While it is not a reality yet, CODECS seeks consistency in formatting references to locations of texts and other items of interest in manuscripts. Our preferences may be best explained with some examples:

  • f. 23ra.34: meaning folio 23 recto, first column, line 34
  • f. 96vb.m: meaning folio 96, verso, second column, middle of the page (s = top, m = middle, i = bottom)
    • Note that marg. = marginalia, while m = middle.
  • p. 67b.23: meaning page 67, second column, line 23
The list below has been collated from the table of contents, if available on this page,Progress in this area is being made piecemeal. Full and partial tables of contents are available for a small number of manuscripts. and incoming annotations for individual texts (again, if available).Whenever catalogue entries about texts are annotated with information about particular manuscript witnesses, these manuscripts can be queried for the texts that are linked to them.
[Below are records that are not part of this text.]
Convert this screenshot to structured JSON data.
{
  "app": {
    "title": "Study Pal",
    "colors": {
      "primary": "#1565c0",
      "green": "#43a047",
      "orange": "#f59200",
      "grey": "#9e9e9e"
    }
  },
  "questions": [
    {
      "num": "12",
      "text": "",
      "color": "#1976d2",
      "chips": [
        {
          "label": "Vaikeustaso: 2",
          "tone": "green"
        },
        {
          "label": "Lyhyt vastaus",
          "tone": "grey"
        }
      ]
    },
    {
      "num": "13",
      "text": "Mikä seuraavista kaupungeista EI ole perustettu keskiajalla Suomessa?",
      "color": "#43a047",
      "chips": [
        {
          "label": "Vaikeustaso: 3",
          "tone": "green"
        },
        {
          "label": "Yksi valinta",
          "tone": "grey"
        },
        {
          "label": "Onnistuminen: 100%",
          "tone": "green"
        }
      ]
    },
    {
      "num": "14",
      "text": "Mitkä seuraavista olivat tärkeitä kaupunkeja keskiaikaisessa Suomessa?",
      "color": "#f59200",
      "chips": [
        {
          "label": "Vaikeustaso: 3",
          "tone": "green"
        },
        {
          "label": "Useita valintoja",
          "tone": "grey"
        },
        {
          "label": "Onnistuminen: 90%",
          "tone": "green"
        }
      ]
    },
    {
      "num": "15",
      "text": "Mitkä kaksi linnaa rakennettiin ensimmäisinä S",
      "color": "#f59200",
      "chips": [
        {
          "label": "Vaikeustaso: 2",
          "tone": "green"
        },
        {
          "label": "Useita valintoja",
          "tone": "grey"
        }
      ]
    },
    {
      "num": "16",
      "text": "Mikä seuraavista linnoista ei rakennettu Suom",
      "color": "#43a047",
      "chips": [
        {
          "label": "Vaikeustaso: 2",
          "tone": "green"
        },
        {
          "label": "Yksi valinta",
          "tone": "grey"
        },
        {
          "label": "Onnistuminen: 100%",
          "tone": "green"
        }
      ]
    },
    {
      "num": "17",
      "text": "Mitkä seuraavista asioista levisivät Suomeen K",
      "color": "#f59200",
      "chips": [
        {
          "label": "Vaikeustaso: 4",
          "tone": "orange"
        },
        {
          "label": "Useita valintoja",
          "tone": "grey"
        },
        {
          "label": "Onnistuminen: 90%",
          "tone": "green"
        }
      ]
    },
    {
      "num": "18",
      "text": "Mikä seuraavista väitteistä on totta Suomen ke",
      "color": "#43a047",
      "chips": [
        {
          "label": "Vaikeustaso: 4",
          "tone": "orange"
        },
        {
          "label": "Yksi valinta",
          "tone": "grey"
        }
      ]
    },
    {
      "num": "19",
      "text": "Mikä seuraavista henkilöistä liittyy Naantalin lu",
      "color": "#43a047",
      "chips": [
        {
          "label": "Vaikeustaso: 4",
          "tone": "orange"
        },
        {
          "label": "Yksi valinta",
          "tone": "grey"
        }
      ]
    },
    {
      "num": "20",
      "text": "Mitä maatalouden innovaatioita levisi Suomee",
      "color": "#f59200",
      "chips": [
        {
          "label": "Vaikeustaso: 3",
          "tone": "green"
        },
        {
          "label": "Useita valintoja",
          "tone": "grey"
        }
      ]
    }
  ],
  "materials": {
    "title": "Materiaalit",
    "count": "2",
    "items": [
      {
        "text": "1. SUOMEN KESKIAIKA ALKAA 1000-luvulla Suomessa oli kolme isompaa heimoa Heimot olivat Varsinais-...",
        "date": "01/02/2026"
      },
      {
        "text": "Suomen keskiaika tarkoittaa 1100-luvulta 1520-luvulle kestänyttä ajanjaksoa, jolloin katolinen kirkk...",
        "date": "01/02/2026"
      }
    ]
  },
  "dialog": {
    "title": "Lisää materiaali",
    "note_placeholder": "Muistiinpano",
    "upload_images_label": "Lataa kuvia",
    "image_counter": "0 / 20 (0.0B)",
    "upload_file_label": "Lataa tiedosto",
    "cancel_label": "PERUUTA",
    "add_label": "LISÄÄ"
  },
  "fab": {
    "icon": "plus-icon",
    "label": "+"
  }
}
Primary sources This section typically includes references to diplomatic editions, facsimiles and photographic reproductions, notably digital image archives, of at least a major portion of the manuscript. For editions of individual texts, see their separate entries.
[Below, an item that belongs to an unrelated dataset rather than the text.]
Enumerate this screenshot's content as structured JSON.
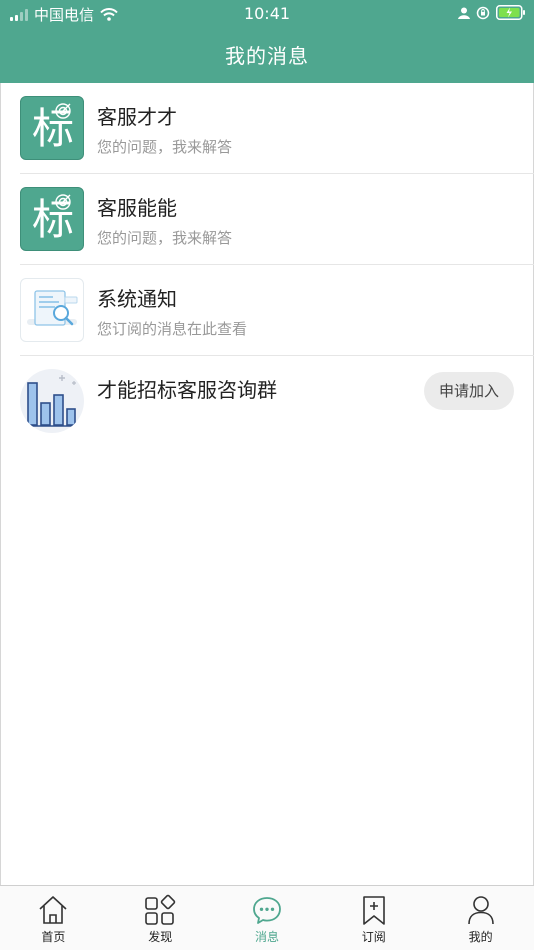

[dig. img.] Lambeth Palace Library, Online: Lambeth Palace Library, ?–present. URL: <>.

Secondary sources (select)

Keynes, Simon, “King Athelstan’s books”, in: Michael Lapidge, and Helmut Gneuss (eds), Learning and literature in Anglo-Saxon England: studies presented to Peter Clemoes on the occasion of his sixty-fifth birthday, Cambridge: Cambridge University Press, 1985. 143–201.
McNamara, Martin, “The Echternach and Mac Durnan Gospels: some common readings and their significance”, Peritia 6–7 (1988): 217–222.
James, M. R., A descriptive catalogue of the manuscripts in the library of Lambeth Palace, Cambridge, 1932.
[id. 1370.]

External links

Dennis Groenewegen
Page created
November 2010, last updated: July 2022